Paul J. Mills, Tiffany Barsotti, Meredith A. Pung, Kathleen L. Wilson, Laura Redwine, and Deepak Chopra Gratitude, along with love, compassion, empathy, joy, forgiveness, and self-knowledge, is a vital attribute of our wellbeing. While there are many definitions of gratitude, at its foundation, gratitude is a healing, life-affirming, and uplifting human experience that shifts us […]
Most people assume that germs and genes cause disease. The germ theory has brought us a long way, and genetic theory promises to take us even further. But there is still a mystery surrounding why certain people get sick while others don’t. For example, studies show that if cold virus is placed directly into a person’s nose, the chance of getting a cold is about 1 in 8; being exposed to chill, damp, or a draft doesn’t increase these odds. Also, when the Black Death wiped out a third of Europe’s population in the 14th century, no one knows why the other two-thirds, who were certainly exposed, didn’t die.
Why, then, would you or I get sick when someone else equally at risk doesn’t?
The best way to get sick is to suffer from as many of the following conditions as possible:
- Unsanitary conditions: massive exposure to germs remains a major factor.
- Being poor: poverty degrades life on all fronts, including health.
- High stress: physical and psychological stress damage the immune system.
- Depression and anxiety: untreated psychological disorders weaken resistance to a wide range of diseases, perhaps even cancer
- Lack of coping mechanisms: stress by itself is a negative factor, but the inability to bounce back from it is more important.
- Lack of control, victimization: all stresses become much worse if you feel that you have no control over your own life.
- Inertia, sedentary lifestyle: if you are inactive and have no outside interests, your chance of getting sick rises sharply
- Feeling alone and unloved: emotional deprivation is as unhealthy as deprivation of good food.
- Sudden loss: the sudden loss of a job or spouse, a reversal in finances, or finding yourself in the midst of a war or natural disaster all constitute a state of loss and lead to higher risk of getting sick.
- Growing old: once considered a major cause of illness, aging is now known not to be a direct cause. Being healthy into your eighties should be your expectation, but if you neglect yourself in old age, the body becomes vastly more susceptible to disease.

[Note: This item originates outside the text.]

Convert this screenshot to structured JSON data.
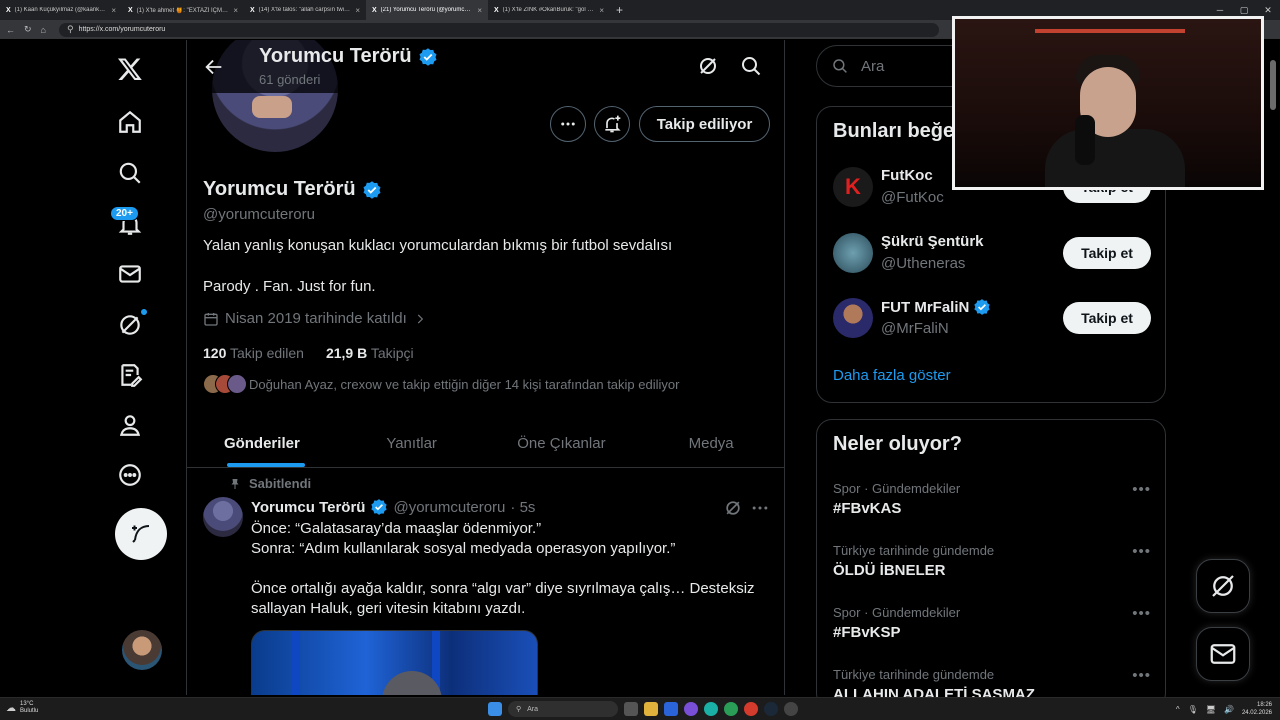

None of these factors comes as a huge surprise, since public health officials have
drummed into us that most illness in modern society is a “lifestyle disease” born of stress, lack of exercise, and other factors external to germs. But I think most people still assume that being fat, for example, is worse for you than stress, which certainly isn’t the case. Outside of diabetes and joint problems, it’s hard to find a serious link between moderate overweight and any disorder, while stress and its offshoots are major risks and exaggerate the effect of aging. Yet in the absence of high blood pressure and artery disease, most people will live a very long time, probably in good health until they contract their final illness. (I’ve covered a dozen other common beliefs, both true and false, in earlier posts recently.)
But the mystery of who specifically gets sick remains unsolved, in part because there are subtle factors that few experts have adequately examined.
- Some people get sick because they expect to.
- Some people get sick, or sicker, after they are diagnosed with a disease.
- Disease brings certain benefits, known as “secondary gains,” that make it positive. The classic example is a child who pretends to be sick in order to get more love and attention, but adults find secondary gains of their own, such as not having to take responsibility for their lives or finding an escape from a situation they can’t cope with.
- Some people get sick because they want to give up, or even die.
- Some people have nothing better to do than to get sick.